We'll create a variable called "e," which is 0.1.

3:49
And we'll create a variable called "f," which is 0.2.

3:52
If we create a variable called "result,"

3:55
and we'll set its value to e * f

3:59
the asterisk here is the multiplication operator, so we're multiplying 0.1 by 0.2.

4:07
Now, we would expect the answer to be 0.02.

4:11
However, if we check it out in the browser

4:14
when we refresh the page and we see what is stored in result,

4:18
we'll see we get something very near to 0.2,

4:21
but it's actually 0.020000 so on and so forth,

4:26
and then a 4 at the end, and this is a rounding error,

4:30
and this is the result of how numbers are stored on the computer.

4:33
Because each number has a very limited amount of space to store

4:37
its representation on the computer, and there's an infinite amount of numbers

4:41
that could be represented using this decimal notation,

4:44
some rounding has to occur, and usually you can see this

4:47
when you multiply numbers like 0.1 and 0.2 together

4:52
where you get a number that's very near the result you want

4:55
but not quite the result.

4:57
Usually this doesn't happen when multiplying or dividing whole numbers

5:00
because the way the number is stored in the computer

5:02
it is better able to represent the results.

5:05
For instance, 2 times 3 would equal 6,

5:10
so you don't really have to worry about whole numbers.

5:13
Now, there are various ways that if this does become a problem in your program

5:16
that you can get around it either by manually rounding your results

5:21
or, for instance, if you're dealing with money, and you use dollars and cents

5:24
by saying $10.50 would be represented by 10.5,

5:29
to avoid these errors, what you could do is represent money, for instance,

5:34
in cents, so instead of $10.50 being represented by 10.5,

5:40
it would be 1,050 cents.

5:43
That way multiplication and division operations wouldn't be affected

5:47
by the fact that your cents are represented to the righthand side

5:50
of the decimal point.

5:52
We've seen how to create whole numbers and floating point numbers in JavaScript

5:57
as well as how to use the negative operator to create negative numbers.

6:01
In the next video, we'll see a couple other ways to create numbers in JavaScript.

6:06
So far we've seen some basic ways of defining numbers in our JavaScript program,

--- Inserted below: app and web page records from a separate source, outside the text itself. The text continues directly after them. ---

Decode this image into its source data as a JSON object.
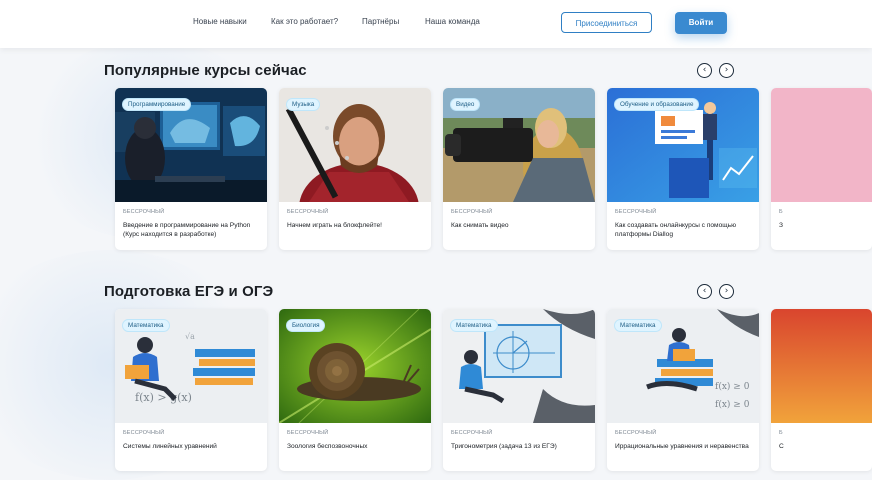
{
  "nav": {
    "links": [
      "Новые навыки",
      "Как это работает?",
      "Партнёры",
      "Наша команда"
    ],
    "join_label": "Присоединиться",
    "login_label": "Войти"
  },
  "sections": [
    {
      "title": "Популярные курсы сейчас",
      "cards": [
        {
          "tag": "Программирование",
          "kind": "БЕССРОЧНЫЙ",
          "title": "Введение в программирование на Python (Курс находится в разработке)"
        },
        {
          "tag": "Музыка",
          "kind": "БЕССРОЧНЫЙ",
          "title": "Начнем играть на блокфлейте!"
        },
        {
          "tag": "Видео",
          "kind": "БЕССРОЧНЫЙ",
          "title": "Как снимать видео"
        },
        {
          "tag": "Обучение и образование",
          "kind": "БЕССРОЧНЫЙ",
          "title": "Как создавать онлайнкурсы с помощью платформы Diallog"
        },
        {
          "tag": "",
          "kind": "Б",
          "title": "З"
        }
      ]
    },
    {
      "title": "Подготовка ЕГЭ и ОГЭ",
      "cards": [
        {
          "tag": "Математика",
          "kind": "БЕССРОЧНЫЙ",
          "title": "Системы линейных уравнений"
        },
        {
          "tag": "Биология",
          "kind": "БЕССРОЧНЫЙ",
          "title": "Зоология беспозвоночных"
        },
        {
          "tag": "Математика",
          "kind": "БЕССРОЧНЫЙ",
          "title": "Тригонометрия (задача 13 из ЕГЭ)"
        },
        {
          "tag": "Математика",
          "kind": "БЕССРОЧНЫЙ",
          "title": "Иррациональные уравнения и неравенства"
        },
        {
          "tag": "",
          "kind": "Б",
          "title": "С"
        }
      ]
    }
  ],
  "arrows": {
    "prev": "‹",
    "next": "›"
  },
  "math_doodles": {
    "a": "f(x) > g(x)",
    "b": "f(x) ≥ 0",
    "c": "√a"
  },
  "colors": {
    "accent": "#3a8ad0",
    "tag_bg": "#dff4ff"
  }
}
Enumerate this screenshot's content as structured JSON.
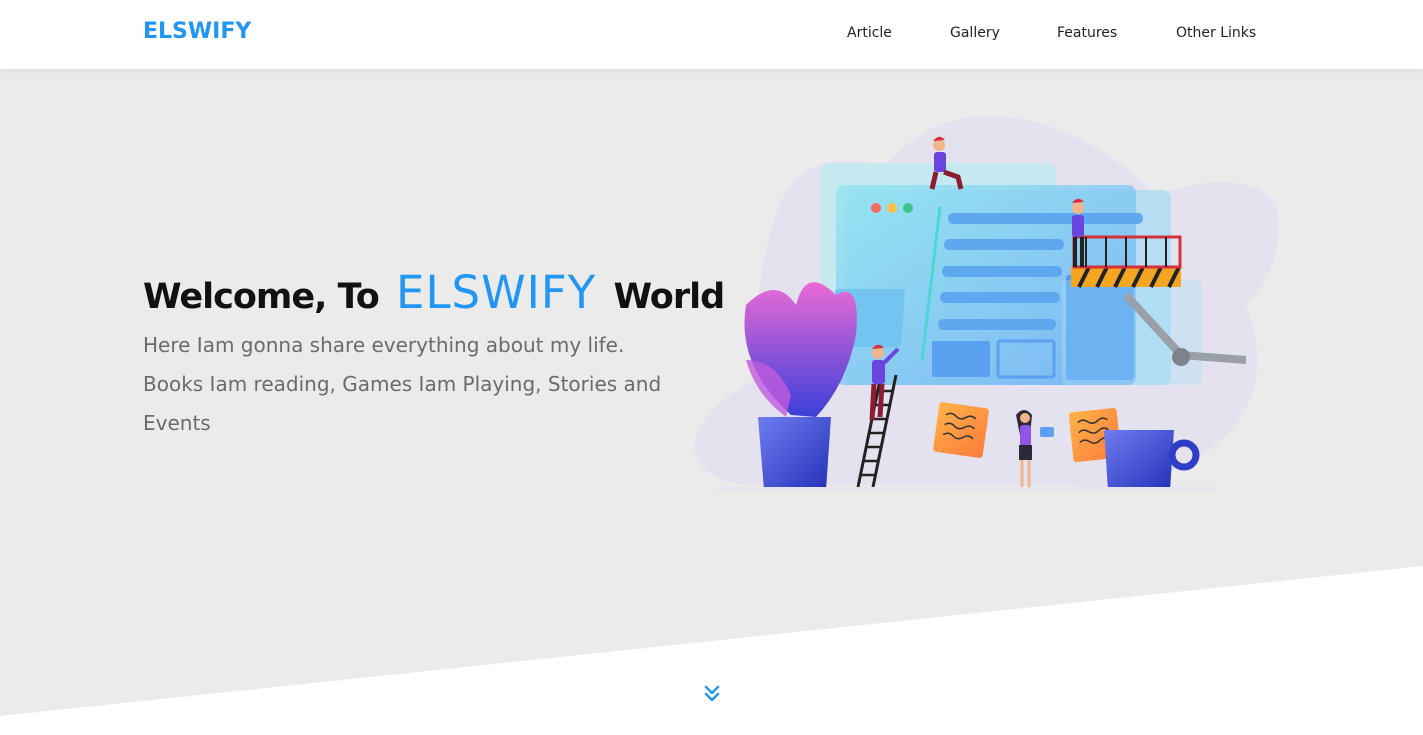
{
  "header": {
    "logo": "ELSWIFY",
    "nav": [
      {
        "label": "Article"
      },
      {
        "label": "Gallery"
      },
      {
        "label": "Features"
      },
      {
        "label": "Other Links"
      }
    ]
  },
  "hero": {
    "headline_prefix": "Welcome, To",
    "headline_brand": "ELSWIFY",
    "headline_suffix": "World",
    "tagline": "Here Iam gonna share everything about my life. Books Iam reading, Games Iam Playing, Stories and Events",
    "illustration_icon": "web-design-team-illustration",
    "scroll_icon": "double-chevron-down-icon"
  },
  "colors": {
    "brand": "#2196f3",
    "hero_bg": "#ebebeb",
    "text_dark": "#111111",
    "text_muted": "#6b6b6b"
  }
}
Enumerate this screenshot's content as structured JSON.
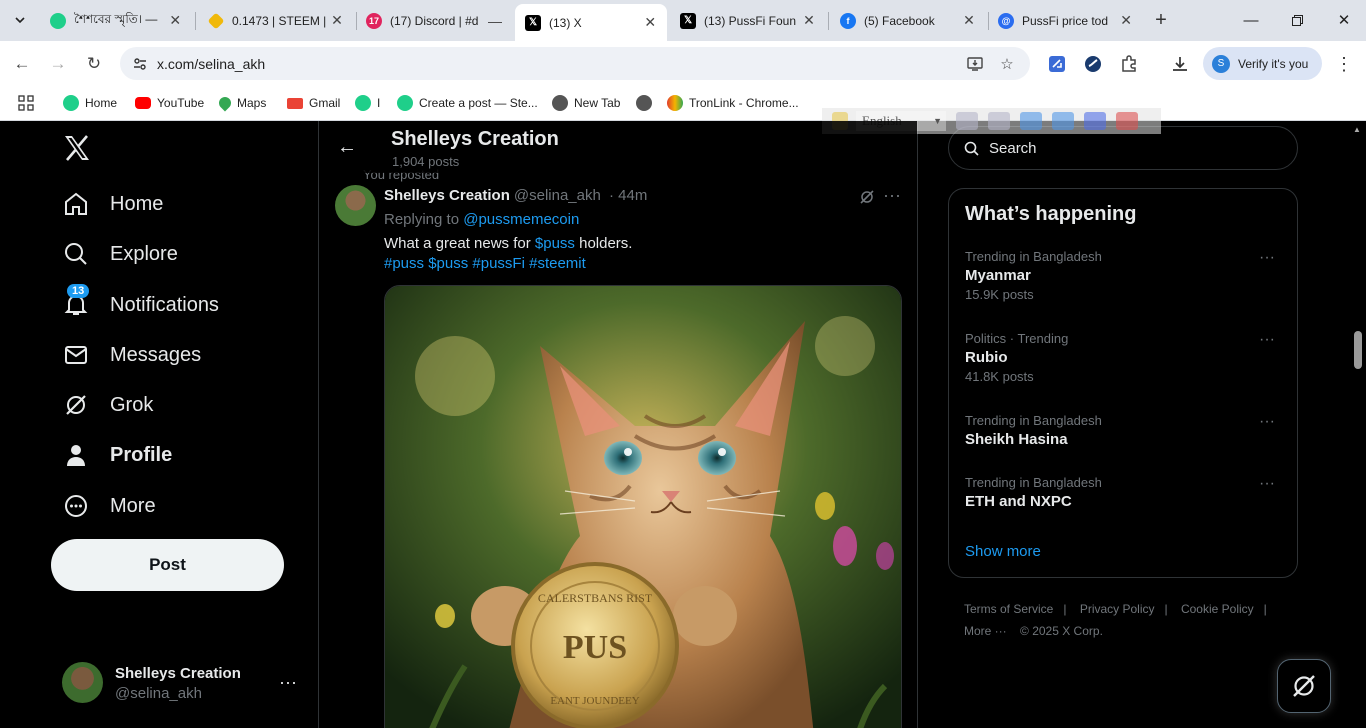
{
  "browser": {
    "tabs": [
      {
        "title": "শৈশবের স্মৃতি। —",
        "favicon_color": "#1fcf8a",
        "active": false
      },
      {
        "title": "0.1473 | STEEM |",
        "favicon_color": "#f0b90b",
        "active": false
      },
      {
        "title": "(17) Discord | #d",
        "favicon_color": "#e0245e",
        "active": false
      },
      {
        "title": "(13) X",
        "favicon_color": "#000000",
        "active": true
      },
      {
        "title": "(13) PussFi Foun",
        "favicon_color": "#000000",
        "active": false
      },
      {
        "title": "(5) Facebook",
        "favicon_color": "#1877f2",
        "active": false
      },
      {
        "title": "PussFi price tod",
        "favicon_color": "#2b6df0",
        "active": false
      }
    ],
    "discord_badge": "17",
    "url": "x.com/selina_akh",
    "verify_label": "Verify it's you",
    "bookmarks": [
      {
        "label": "Home",
        "color": "#1fcf8a"
      },
      {
        "label": "YouTube",
        "color": "#ff0000"
      },
      {
        "label": "Maps",
        "color": "#34a853"
      },
      {
        "label": "Gmail",
        "color": "#ea4335"
      },
      {
        "label": "I",
        "color": "#1fcf8a"
      },
      {
        "label": "Create a post — Ste...",
        "color": "#1fcf8a"
      },
      {
        "label": "New Tab",
        "color": "#555555"
      },
      {
        "label": "",
        "color": "#555555"
      },
      {
        "label": "TronLink - Chrome...",
        "color": "#e23d2d"
      }
    ],
    "translate_language": "English"
  },
  "nav": {
    "items": [
      {
        "label": "Home",
        "icon": "home-icon"
      },
      {
        "label": "Explore",
        "icon": "search-icon"
      },
      {
        "label": "Notifications",
        "icon": "bell-icon"
      },
      {
        "label": "Messages",
        "icon": "envelope-icon"
      },
      {
        "label": "Grok",
        "icon": "grok-icon"
      },
      {
        "label": "Profile",
        "icon": "person-icon"
      },
      {
        "label": "More",
        "icon": "more-circle-icon"
      }
    ],
    "notifications_badge": "13",
    "post_label": "Post",
    "account": {
      "name": "Shelleys Creation",
      "handle": "@selina_akh"
    }
  },
  "profile_header": {
    "title": "Shelleys Creation",
    "posts_count": "1,904 posts"
  },
  "tweet": {
    "context": "You reposted",
    "author": "Shelleys Creation",
    "handle": "@selina_akh",
    "time": "· 44m",
    "replying_prefix": "Replying to",
    "replying_to": "@pussmemecoin",
    "text_before": "What a great news for",
    "text_link": "$puss",
    "text_after": "holders.",
    "hashtags": [
      "#puss",
      "$puss",
      "#pussFi",
      "#steemit"
    ],
    "coin_text_top": "CALERSTBANS RIST",
    "coin_text_center": "PUS",
    "coin_text_bottom": "EANT JOUNDEEY"
  },
  "sidebar": {
    "search_placeholder": "Search",
    "happening_title": "What’s happening",
    "trends": [
      {
        "context": "Trending in Bangladesh",
        "name": "Myanmar",
        "count": "15.9K posts"
      },
      {
        "context": "Politics · Trending",
        "name": "Rubio",
        "count": "41.8K posts"
      },
      {
        "context": "Trending in Bangladesh",
        "name": "Sheikh Hasina",
        "count": ""
      },
      {
        "context": "Trending in Bangladesh",
        "name": "ETH and NXPC",
        "count": ""
      }
    ],
    "show_more": "Show more",
    "footer": {
      "terms": "Terms of Service",
      "privacy": "Privacy Policy",
      "cookie": "Cookie Policy",
      "more": "More ···",
      "copyright": "© 2025 X Corp."
    }
  }
}
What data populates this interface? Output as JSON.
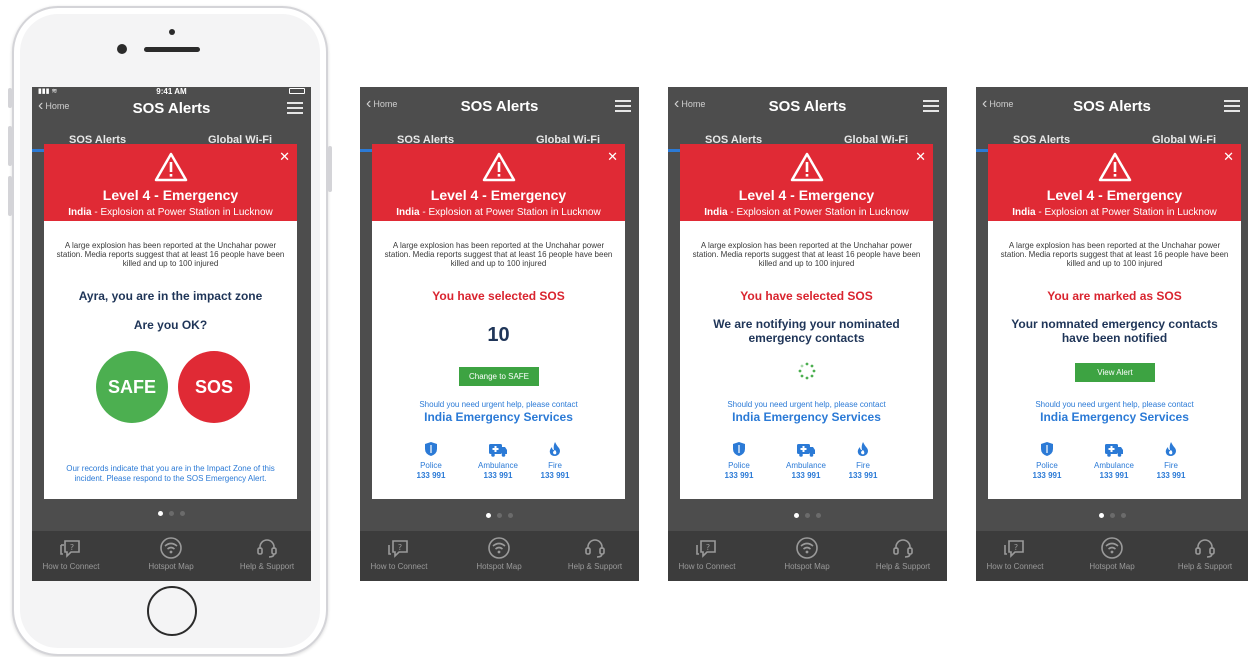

6:10
but there are a few more advanced ways that we can define our numbers.

6:14
In the next video, we'll see what those are.

6:17
[? Music ?] [Treehouse]
You need to sign up for Treehouse in order to download course files.
Sign up